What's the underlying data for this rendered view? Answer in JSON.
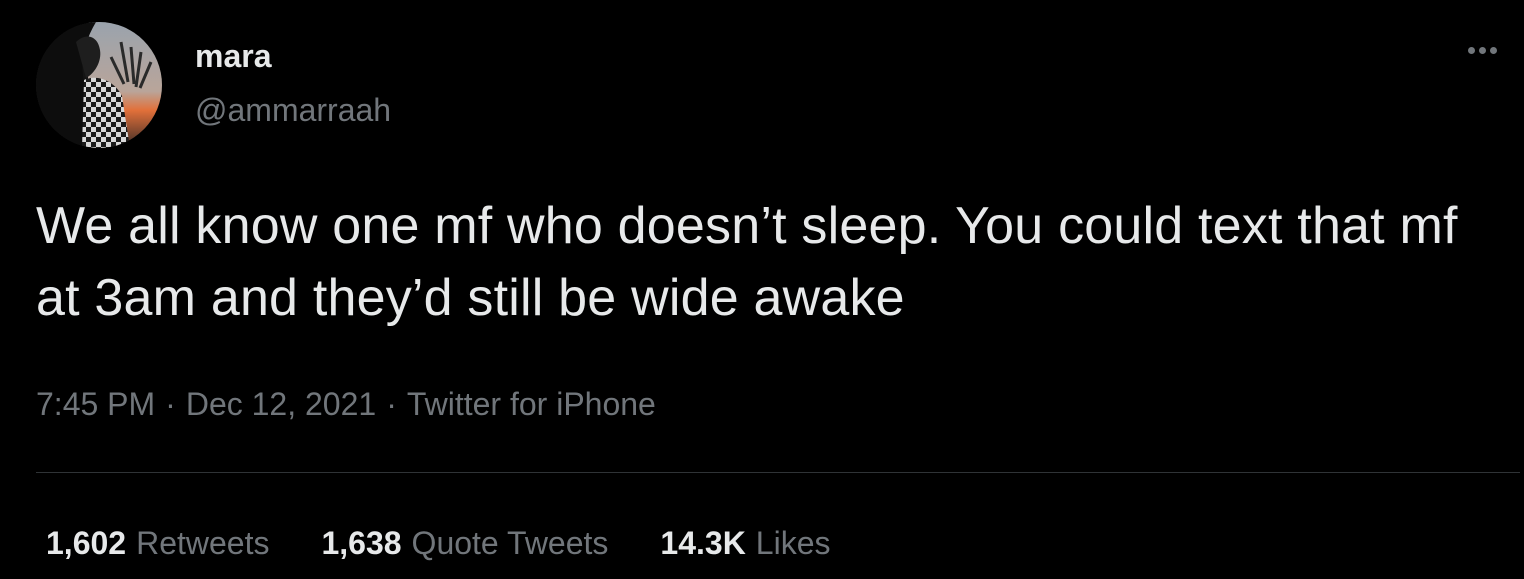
{
  "author": {
    "display_name": "mara",
    "handle": "@ammarraah"
  },
  "tweet": {
    "text": "We all know one mf who doesn’t sleep. You could text that mf at 3am and they’d still be wide awake",
    "time": "7:45 PM",
    "date": "Dec 12, 2021",
    "source": "Twitter for iPhone",
    "separator": "·"
  },
  "stats": {
    "retweets": {
      "count": "1,602",
      "label": "Retweets"
    },
    "quote_tweets": {
      "count": "1,638",
      "label": "Quote Tweets"
    },
    "likes": {
      "count": "14.3K",
      "label": "Likes"
    }
  },
  "icons": {
    "more": "more-horizontal-icon"
  },
  "colors": {
    "background": "#000000",
    "primary_text": "#e7e9ea",
    "secondary_text": "#71767b",
    "divider": "#2f3336"
  }
}
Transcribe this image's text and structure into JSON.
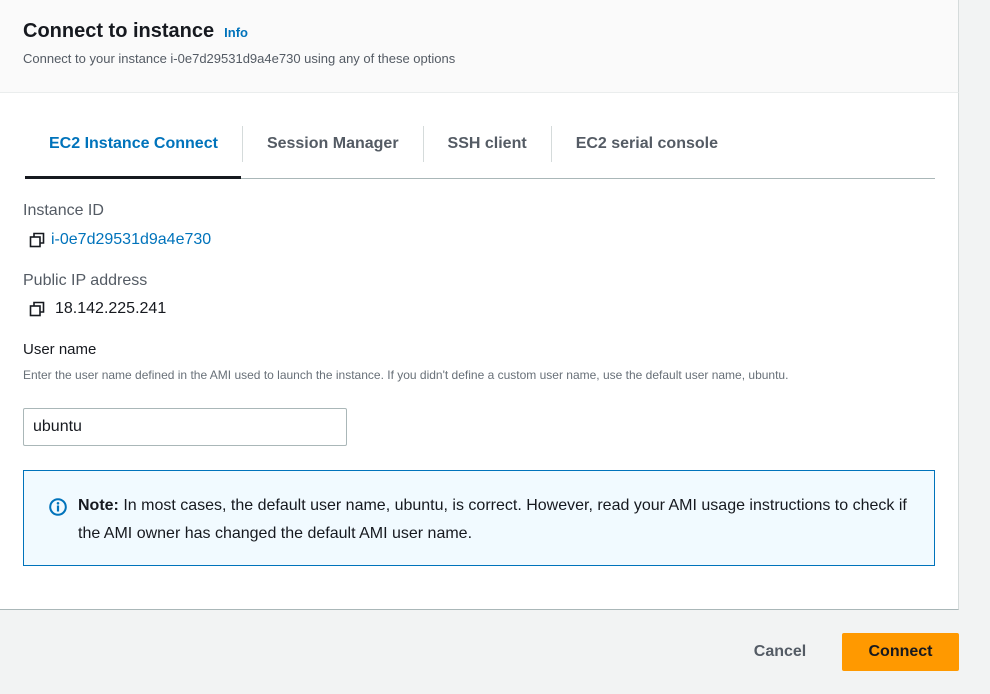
{
  "header": {
    "title": "Connect to instance",
    "info_label": "Info",
    "subtitle": "Connect to your instance i-0e7d29531d9a4e730 using any of these options"
  },
  "tabs": [
    {
      "label": "EC2 Instance Connect",
      "active": true
    },
    {
      "label": "Session Manager",
      "active": false
    },
    {
      "label": "SSH client",
      "active": false
    },
    {
      "label": "EC2 serial console",
      "active": false
    }
  ],
  "instance": {
    "id_label": "Instance ID",
    "id_value": "i-0e7d29531d9a4e730",
    "ip_label": "Public IP address",
    "ip_value": "18.142.225.241"
  },
  "username": {
    "label": "User name",
    "description": "Enter the user name defined in the AMI used to launch the instance. If you didn't define a custom user name, use the default user name, ubuntu.",
    "value": "ubuntu"
  },
  "note": {
    "bold": "Note:",
    "text": " In most cases, the default user name, ubuntu, is correct. However, read your AMI usage instructions to check if the AMI owner has changed the default AMI user name."
  },
  "footer": {
    "cancel_label": "Cancel",
    "connect_label": "Connect"
  },
  "colors": {
    "accent": "#0073bb",
    "primary_button": "#ff9900",
    "note_bg": "#f1faff"
  },
  "icons": {
    "copy": "copy-icon",
    "info": "info-circle-icon"
  }
}
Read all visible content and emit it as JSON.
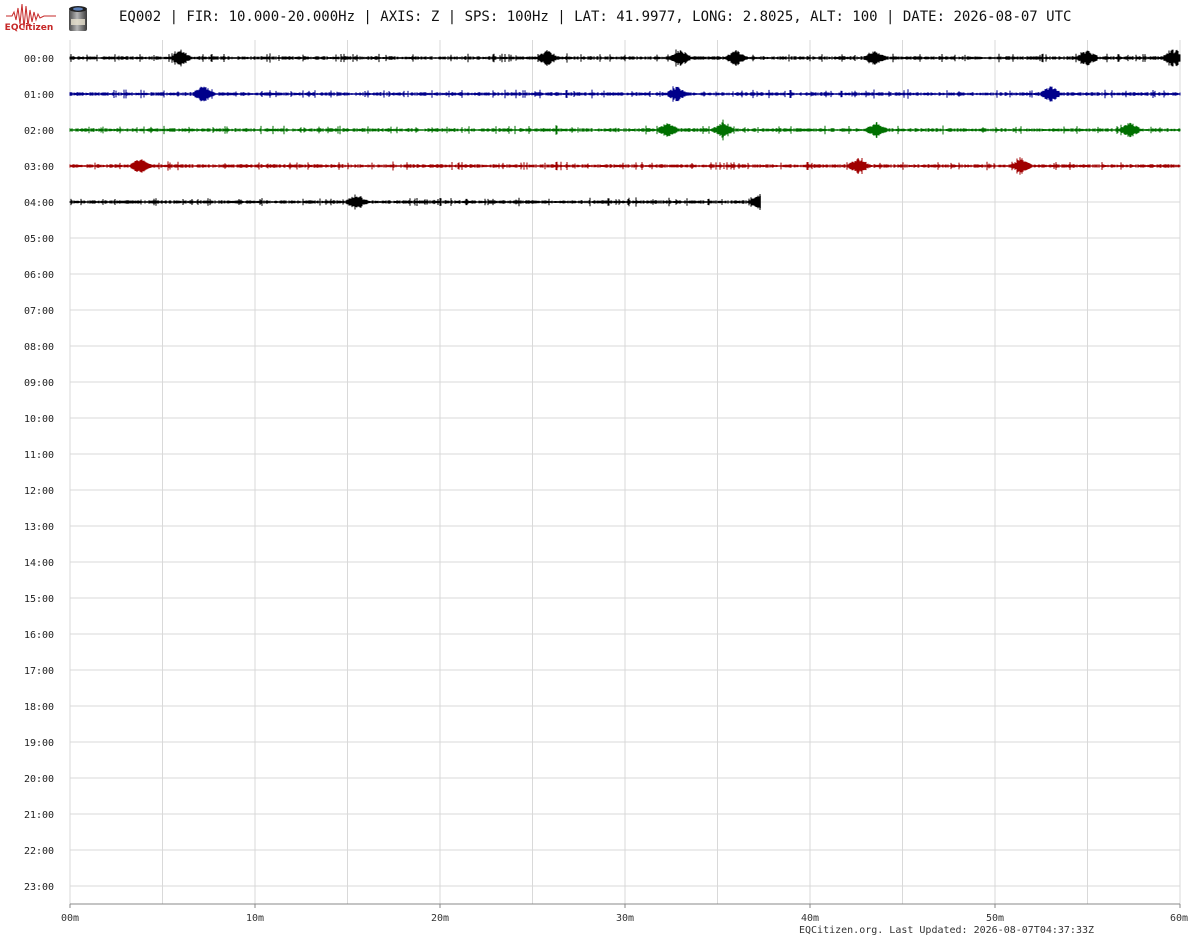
{
  "header": {
    "logo_text": "EQCitizen",
    "title": "EQ002 | FIR: 10.000-20.000Hz | AXIS: Z | SPS: 100Hz | LAT: 41.9977, LONG: 2.8025, ALT: 100 | DATE: 2026-08-07 UTC"
  },
  "footer": {
    "text": "EQCitizen.org. Last Updated: 2026-08-07T04:37:33Z"
  },
  "colors": {
    "trace_cycle": [
      "#000000",
      "#00008b",
      "#007000",
      "#a00000"
    ],
    "grid": "#d9d9d9",
    "logo": "#c62828"
  },
  "chart_data": {
    "type": "line",
    "title": "",
    "xlabel": "",
    "ylabel": "",
    "x_unit": "minutes",
    "xlim": [
      0,
      60
    ],
    "x_ticks": [
      "00m",
      "10m",
      "20m",
      "30m",
      "40m",
      "50m",
      "60m"
    ],
    "x_tick_values": [
      0,
      10,
      20,
      30,
      40,
      50,
      60
    ],
    "rows": [
      "00:00",
      "01:00",
      "02:00",
      "03:00",
      "04:00",
      "05:00",
      "06:00",
      "07:00",
      "08:00",
      "09:00",
      "10:00",
      "11:00",
      "12:00",
      "13:00",
      "14:00",
      "15:00",
      "16:00",
      "17:00",
      "18:00",
      "19:00",
      "20:00",
      "21:00",
      "22:00",
      "23:00"
    ],
    "grid": true,
    "series": [
      {
        "row": "00:00",
        "color": "#000000",
        "start_min": 0,
        "end_min": 60,
        "events_min": [
          6.0,
          25.8,
          33.0,
          36.0,
          43.5,
          55.0,
          59.6
        ]
      },
      {
        "row": "01:00",
        "color": "#00008b",
        "start_min": 0,
        "end_min": 60,
        "events_min": [
          7.2,
          32.8,
          53.0
        ]
      },
      {
        "row": "02:00",
        "color": "#007000",
        "start_min": 0,
        "end_min": 60,
        "events_min": [
          32.3,
          35.3,
          43.6,
          57.3
        ]
      },
      {
        "row": "03:00",
        "color": "#a00000",
        "start_min": 0,
        "end_min": 60,
        "events_min": [
          3.8,
          42.6,
          51.4
        ]
      },
      {
        "row": "04:00",
        "color": "#000000",
        "start_min": 0,
        "end_min": 37.3,
        "events_min": [
          15.5,
          37.3
        ]
      }
    ]
  }
}
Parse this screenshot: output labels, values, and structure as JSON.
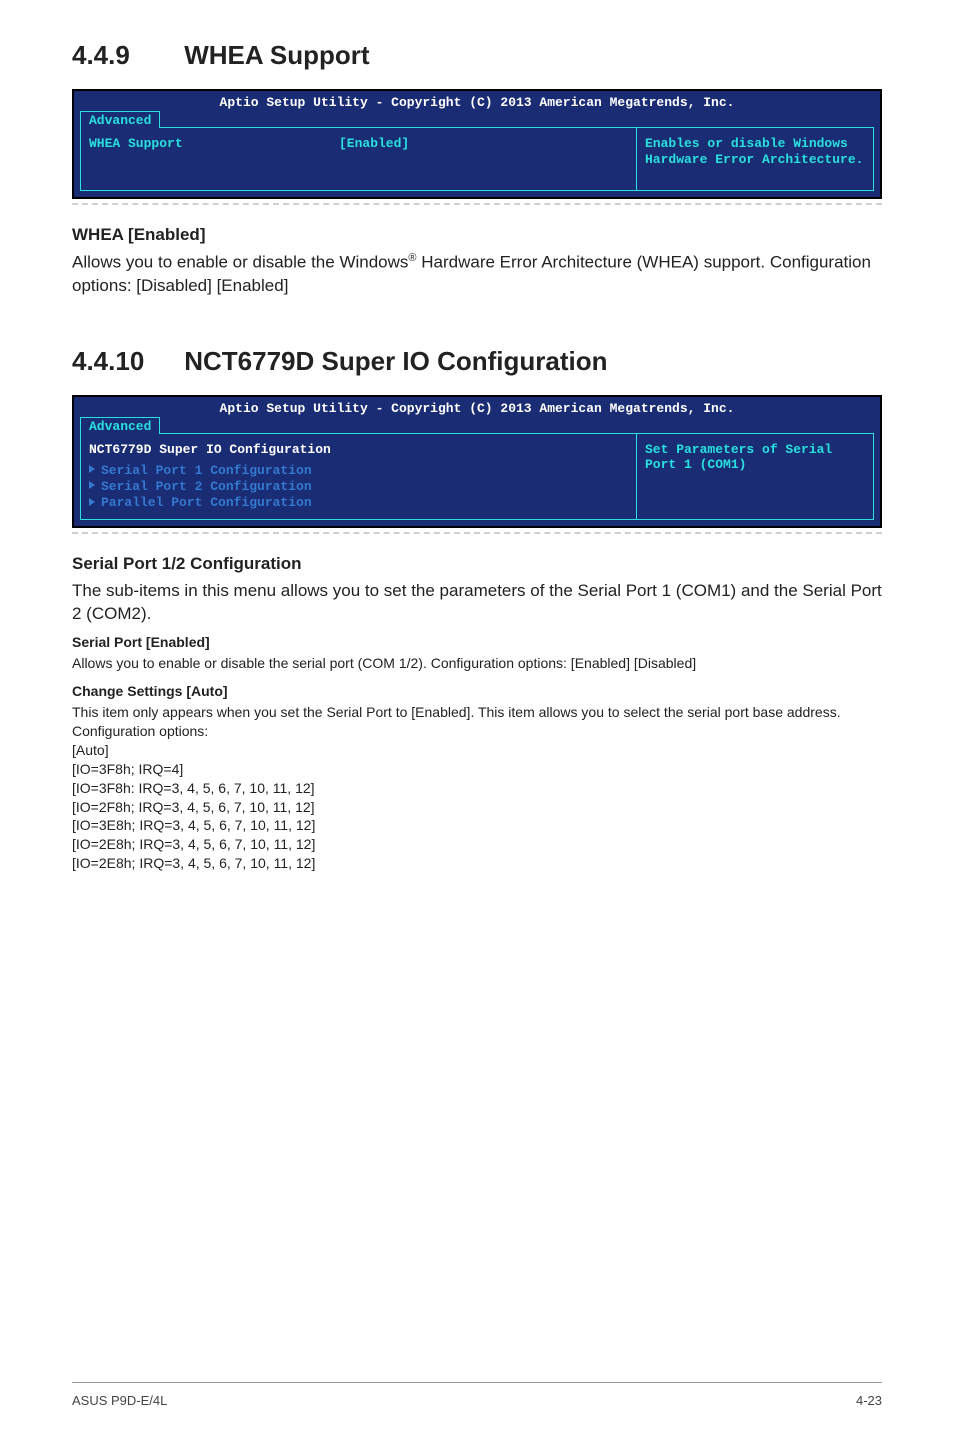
{
  "section_449": {
    "number": "4.4.9",
    "title": "WHEA Support",
    "bios": {
      "title": "Aptio Setup Utility - Copyright (C) 2013 American Megatrends, Inc.",
      "tab": "Advanced",
      "left_label": "WHEA Support",
      "left_value": "[Enabled]",
      "right_help": "Enables or disable Windows Hardware Error Architecture."
    },
    "heading": "WHEA [Enabled]",
    "paragraph_pre": "Allows you to enable or disable the Windows",
    "paragraph_sup": "®",
    "paragraph_post": " Hardware Error Architecture (WHEA) support. Configuration options: [Disabled] [Enabled]"
  },
  "section_4410": {
    "number": "4.4.10",
    "title": "NCT6779D Super IO Configuration",
    "bios": {
      "title": "Aptio Setup Utility - Copyright (C) 2013 American Megatrends, Inc.",
      "tab": "Advanced",
      "header_line": "NCT6779D Super IO Configuration",
      "item1": "Serial Port 1 Configuration",
      "item2": "Serial Port 2 Configuration",
      "item3": "Parallel Port Configuration",
      "right_help": "Set Parameters of Serial Port 1 (COM1)"
    },
    "sub1": {
      "heading": "Serial Port 1/2 Configuration",
      "paragraph": "The sub-items in this menu allows you to set the parameters of the Serial Port 1 (COM1) and the Serial Port 2 (COM2)."
    },
    "serial_port": {
      "heading": "Serial Port [Enabled]",
      "paragraph": "Allows you to enable or disable the serial port (COM 1/2). Configuration options: [Enabled] [Disabled]"
    },
    "change_settings": {
      "heading": "Change Settings [Auto]",
      "paragraph": "This item only appears when you set the Serial Port to [Enabled]. This item allows you to select the serial port base address. Configuration options:",
      "opts": [
        "[Auto]",
        "[IO=3F8h; IRQ=4]",
        "[IO=3F8h: IRQ=3, 4, 5, 6, 7, 10, 11, 12]",
        "[IO=2F8h; IRQ=3, 4, 5, 6, 7, 10, 11, 12]",
        "[IO=3E8h; IRQ=3, 4, 5, 6, 7, 10, 11, 12]",
        "[IO=2E8h; IRQ=3, 4, 5, 6, 7, 10, 11, 12]",
        "[IO=2E8h; IRQ=3, 4, 5, 6, 7, 10, 11, 12]"
      ]
    }
  },
  "footer": {
    "left": "ASUS P9D-E/4L",
    "right": "4-23"
  }
}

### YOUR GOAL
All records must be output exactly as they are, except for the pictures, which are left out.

### YOUR SOLUTION
What's the underlying data for this rendered view? Answer in JSON.
{
  "author": {
    "display_name": "mara",
    "handle": "@ammarraah"
  },
  "tweet": {
    "text": "We all know one mf who doesn’t sleep. You could text that mf at 3am and they’d still be wide awake",
    "time": "7:45 PM",
    "date": "Dec 12, 2021",
    "source": "Twitter for iPhone",
    "separator": "·"
  },
  "stats": {
    "retweets": {
      "count": "1,602",
      "label": "Retweets"
    },
    "quote_tweets": {
      "count": "1,638",
      "label": "Quote Tweets"
    },
    "likes": {
      "count": "14.3K",
      "label": "Likes"
    }
  },
  "icons": {
    "more": "more-horizontal-icon"
  },
  "colors": {
    "background": "#000000",
    "primary_text": "#e7e9ea",
    "secondary_text": "#71767b",
    "divider": "#2f3336"
  }
}
Transcribe this image's text and structure into JSON.
{
  "header": {
    "title": "Connect to instance",
    "info_label": "Info",
    "subtitle": "Connect to your instance i-0e7d29531d9a4e730 using any of these options"
  },
  "tabs": [
    {
      "label": "EC2 Instance Connect",
      "active": true
    },
    {
      "label": "Session Manager",
      "active": false
    },
    {
      "label": "SSH client",
      "active": false
    },
    {
      "label": "EC2 serial console",
      "active": false
    }
  ],
  "instance": {
    "id_label": "Instance ID",
    "id_value": "i-0e7d29531d9a4e730",
    "ip_label": "Public IP address",
    "ip_value": "18.142.225.241"
  },
  "username": {
    "label": "User name",
    "description": "Enter the user name defined in the AMI used to launch the instance. If you didn't define a custom user name, use the default user name, ubuntu.",
    "value": "ubuntu"
  },
  "note": {
    "bold": "Note:",
    "text": " In most cases, the default user name, ubuntu, is correct. However, read your AMI usage instructions to check if the AMI owner has changed the default AMI user name."
  },
  "footer": {
    "cancel_label": "Cancel",
    "connect_label": "Connect"
  },
  "colors": {
    "accent": "#0073bb",
    "primary_button": "#ff9900",
    "note_bg": "#f1faff"
  },
  "icons": {
    "copy": "copy-icon",
    "info": "info-circle-icon"
  }
}
Read all visible content and emit it as JSON.
{
  "header": {
    "logo_text": "EQCitizen",
    "title": "EQ002 | FIR: 10.000-20.000Hz | AXIS: Z | SPS: 100Hz | LAT: 41.9977, LONG: 2.8025, ALT: 100 | DATE: 2026-08-07 UTC"
  },
  "footer": {
    "text": "EQCitizen.org. Last Updated: 2026-08-07T04:37:33Z"
  },
  "colors": {
    "trace_cycle": [
      "#000000",
      "#00008b",
      "#007000",
      "#a00000"
    ],
    "grid": "#d9d9d9",
    "logo": "#c62828"
  },
  "chart_data": {
    "type": "line",
    "title": "",
    "xlabel": "",
    "ylabel": "",
    "x_unit": "minutes",
    "xlim": [
      0,
      60
    ],
    "x_ticks": [
      "00m",
      "10m",
      "20m",
      "30m",
      "40m",
      "50m",
      "60m"
    ],
    "x_tick_values": [
      0,
      10,
      20,
      30,
      40,
      50,
      60
    ],
    "rows": [
      "00:00",
      "01:00",
      "02:00",
      "03:00",
      "04:00",
      "05:00",
      "06:00",
      "07:00",
      "08:00",
      "09:00",
      "10:00",
      "11:00",
      "12:00",
      "13:00",
      "14:00",
      "15:00",
      "16:00",
      "17:00",
      "18:00",
      "19:00",
      "20:00",
      "21:00",
      "22:00",
      "23:00"
    ],
    "grid": true,
    "series": [
      {
        "row": "00:00",
        "color": "#000000",
        "start_min": 0,
        "end_min": 60,
        "events_min": [
          6.0,
          25.8,
          33.0,
          36.0,
          43.5,
          55.0,
          59.6
        ]
      },
      {
        "row": "01:00",
        "color": "#00008b",
        "start_min": 0,
        "end_min": 60,
        "events_min": [
          7.2,
          32.8,
          53.0
        ]
      },
      {
        "row": "02:00",
        "color": "#007000",
        "start_min": 0,
        "end_min": 60,
        "events_min": [
          32.3,
          35.3,
          43.6,
          57.3
        ]
      },
      {
        "row": "03:00",
        "color": "#a00000",
        "start_min": 0,
        "end_min": 60,
        "events_min": [
          3.8,
          42.6,
          51.4
        ]
      },
      {
        "row": "04:00",
        "color": "#000000",
        "start_min": 0,
        "end_min": 37.3,
        "events_min": [
          15.5,
          37.3
        ]
      }
    ]
  }
}
Parse this screenshot: output labels, values, and structure as JSON.
{
  "section_449": {
    "number": "4.4.9",
    "title": "WHEA Support",
    "bios": {
      "title": "Aptio Setup Utility - Copyright (C) 2013 American Megatrends, Inc.",
      "tab": "Advanced",
      "left_label": "WHEA Support",
      "left_value": "[Enabled]",
      "right_help": "Enables or disable Windows Hardware Error Architecture."
    },
    "heading": "WHEA [Enabled]",
    "paragraph_pre": "Allows you to enable or disable the Windows",
    "paragraph_sup": "®",
    "paragraph_post": " Hardware Error Architecture (WHEA) support. Configuration options: [Disabled] [Enabled]"
  },
  "section_4410": {
    "number": "4.4.10",
    "title": "NCT6779D Super IO Configuration",
    "bios": {
      "title": "Aptio Setup Utility - Copyright (C) 2013 American Megatrends, Inc.",
      "tab": "Advanced",
      "header_line": "NCT6779D Super IO Configuration",
      "item1": "Serial Port 1 Configuration",
      "item2": "Serial Port 2 Configuration",
      "item3": "Parallel Port Configuration",
      "right_help": "Set Parameters of Serial Port 1 (COM1)"
    },
    "sub1": {
      "heading": "Serial Port 1/2 Configuration",
      "paragraph": "The sub-items in this menu allows you to set the parameters of the Serial Port 1 (COM1) and the Serial Port 2 (COM2)."
    },
    "serial_port": {
      "heading": "Serial Port [Enabled]",
      "paragraph": "Allows you to enable or disable the serial port (COM 1/2). Configuration options: [Enabled] [Disabled]"
    },
    "change_settings": {
      "heading": "Change Settings [Auto]",
      "paragraph": "This item only appears when you set the Serial Port to [Enabled]. This item allows you to select the serial port base address. Configuration options:",
      "opts": [
        "[Auto]",
        "[IO=3F8h; IRQ=4]",
        "[IO=3F8h: IRQ=3, 4, 5, 6, 7, 10, 11, 12]",
        "[IO=2F8h; IRQ=3, 4, 5, 6, 7, 10, 11, 12]",
        "[IO=3E8h; IRQ=3, 4, 5, 6, 7, 10, 11, 12]",
        "[IO=2E8h; IRQ=3, 4, 5, 6, 7, 10, 11, 12]",
        "[IO=2E8h; IRQ=3, 4, 5, 6, 7, 10, 11, 12]"
      ]
    }
  },
  "footer": {
    "left": "ASUS P9D-E/4L",
    "right": "4-23"
  }
}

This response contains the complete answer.